Although it has given back some of its gains with news of a ceasefire and a resumption of talks in the trade war between the US and China, gold has surged over the last couple of weeks driven by global instability and turmoil – not only from the ongoing trade conflict, but also with the saber-rattling between the US and Iran. Gold broke through the $1,400 mark and hit six-year highs last week.
Peter Schiff appeared on RT’s Boom Bust to talk about it along with the recent bitcoin rally.
There is plenty of bad news out there. We have a trade war. Geopolitical tensions between the US and Iran and the US and Russia are high. Turkey is in the midst of a currency crisis that some fear will spread beyond that country’s borders. So, why aren’t people seeking safe haven and buying gold and silver?
The CEO at Australia’s Perth Mint has a theory. Richard Hayes said bad news has become so prevalent nobody really pays attention to it anymore. In a nutshell, bad news has become the norm. As a Bloomberg report put it, “Investors have grown immune to the economic and geopolitical risks that typically drive haven demand for gold.”
The price of gold in pounds spiked Monday as Brexit confusion and political instability sent Brits scampering into safe havens.
Spot gold against the pound rose nearly 1% after Brexit Minister David Davis and British Foreign Minister Boris Johnson both resigned their posts in protest.
Business Day described Brexit as a “ramshackle exit from the EU,” as a European Central Bank policymaker warned it could damage economic growth in the eurozone.
Indians are hoarding their gold despite an increase in the price during the first quarter of 2018. Analysts say they are holding onto their gold in anticipation of bigger price increases.
Gold was up around 1.5% in dollar terms in the first quarter of this year. According to the Economic Times of India, the yellow metal appreciated 4.41% in rupees.

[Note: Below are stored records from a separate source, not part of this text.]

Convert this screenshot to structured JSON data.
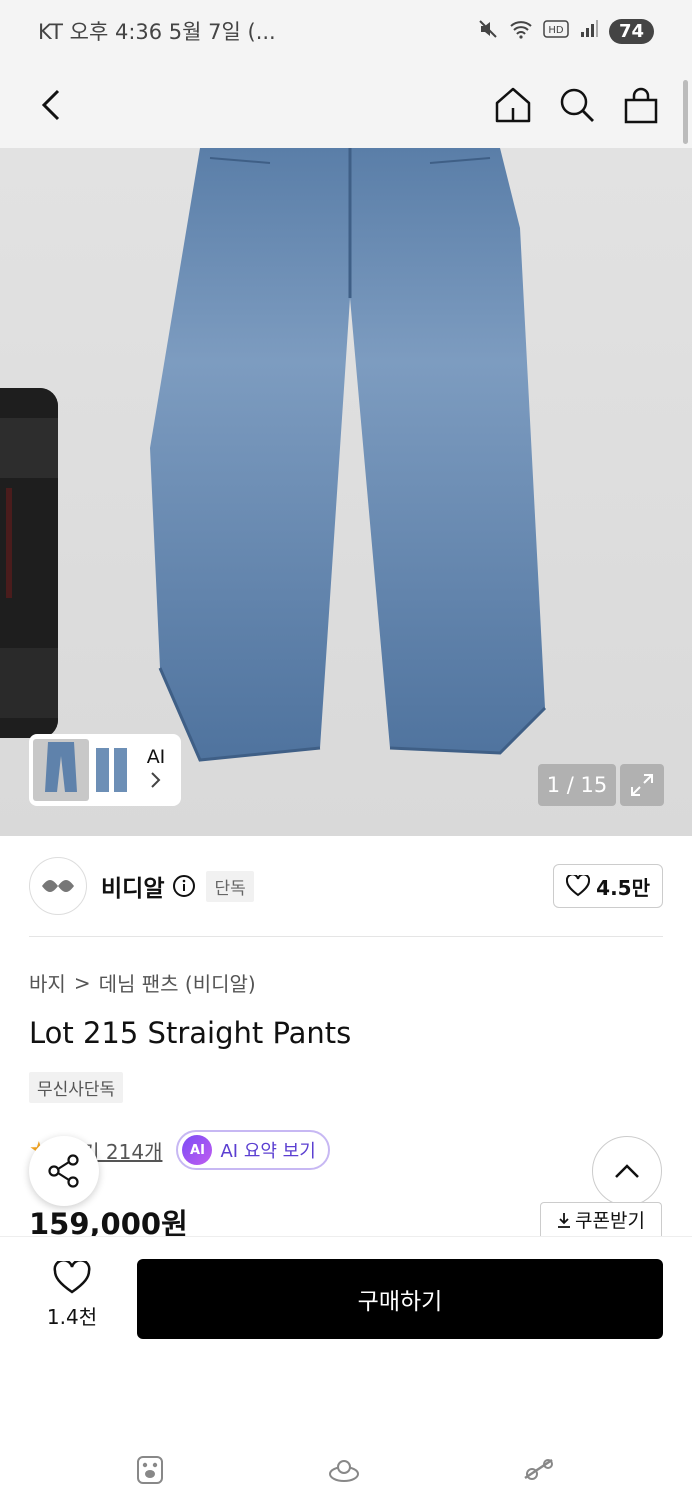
{
  "status_bar": {
    "left_text": "KT 오후 4:36  5월 7일 (...",
    "battery": "74"
  },
  "app_bar": {
    "icons": [
      "back-icon",
      "home-icon",
      "search-icon",
      "cart-icon"
    ]
  },
  "hero": {
    "ai_label": "AI",
    "counter": "1 / 15"
  },
  "brand": {
    "name": "비디알",
    "tag": "단독",
    "likes": "4.5만"
  },
  "breadcrumb": {
    "category": "바지",
    "separator": ">",
    "subcategory": "데님 팬츠 (비디알)"
  },
  "product": {
    "title": "Lot 215 Straight Pants",
    "badge": "무신사단독",
    "reviews": "후기 214개",
    "ai_badge": "AI",
    "ai_summary": "AI 요약 보기",
    "price": "159,000원",
    "coupon": "쿠폰받기"
  },
  "bottom_bar": {
    "wish_count": "1.4천",
    "buy_label": "구매하기"
  },
  "colors": {
    "buy_button": "#000000",
    "ai_accent": "#5b3fd1",
    "star": "#f5a623"
  }
}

Even with that healthy increase, old gold sales in India fell by 35-40% in Q1 2018 compared to the previous quarter. According to the paper, analysts and traders think Indians are holding back selling in anticipation of further price increases, especially if the US and China get into a full-blown trade war.
Over the last year, we’ve talked a lot about geopolitical risk. Could turmoil around the world now be the new normal?

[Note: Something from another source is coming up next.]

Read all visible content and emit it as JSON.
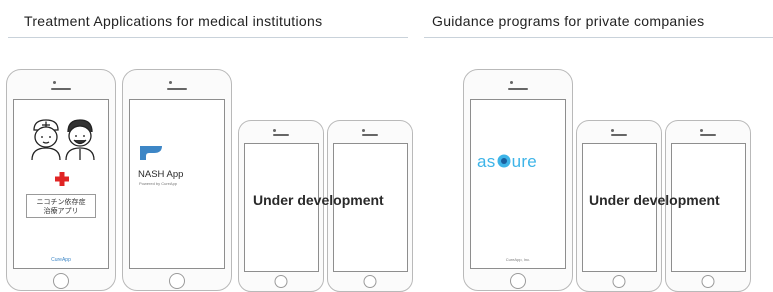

Some analysts think so.
Gold hit its highest price in over a year Friday, breaking through the $1,350 barrier.
Friday morning, the spot price of gold was over $1,352, its strongest level since Aug. 2016. The yellow metal was up 2% on the week and was set for its third consecutive weekly gain.
The SchiffGold Friday Gold Wrap Podcast provides you with a brief overview of the past week’s precious metals news.

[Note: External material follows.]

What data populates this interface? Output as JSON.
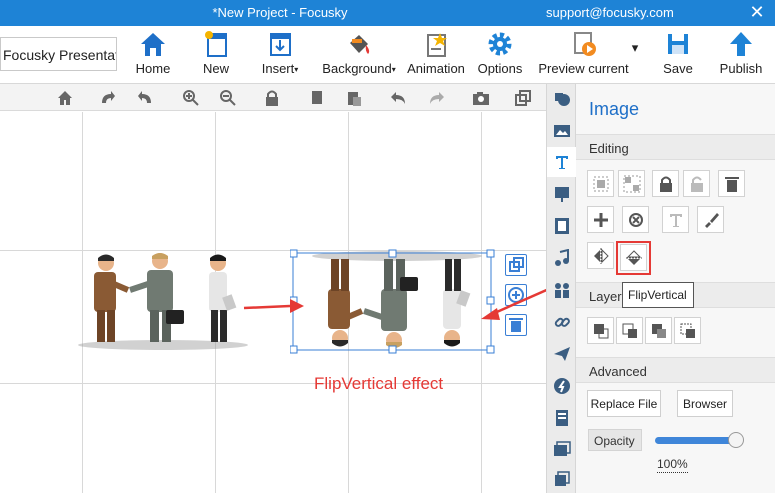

Gold finally broke through and held above the $1,300 resistance level this week.
There are a number of factors in place that could help sustain a gold bull run, but the biggest driver right now is fear.
And the fear isn’t unjustified. It’s a scary world out there.
Chinese investors are buying gold bars at a torrid rate. China’s appetite helped drive global demand for physical gold up 9% in the first quarter of 2017. Chinese investors gobbled up 105.9 tons of gold in Q1. That represents a 30% year-on-year increase, and was the fourth strongest quarter on record.
So, why the strong demand for physical gold in China? Mao Mao, a gold dealer in downtown Shanghai, told the Australian Financial Review she sees three major factors pushing the Chinese gold rush – and they all relate to fear.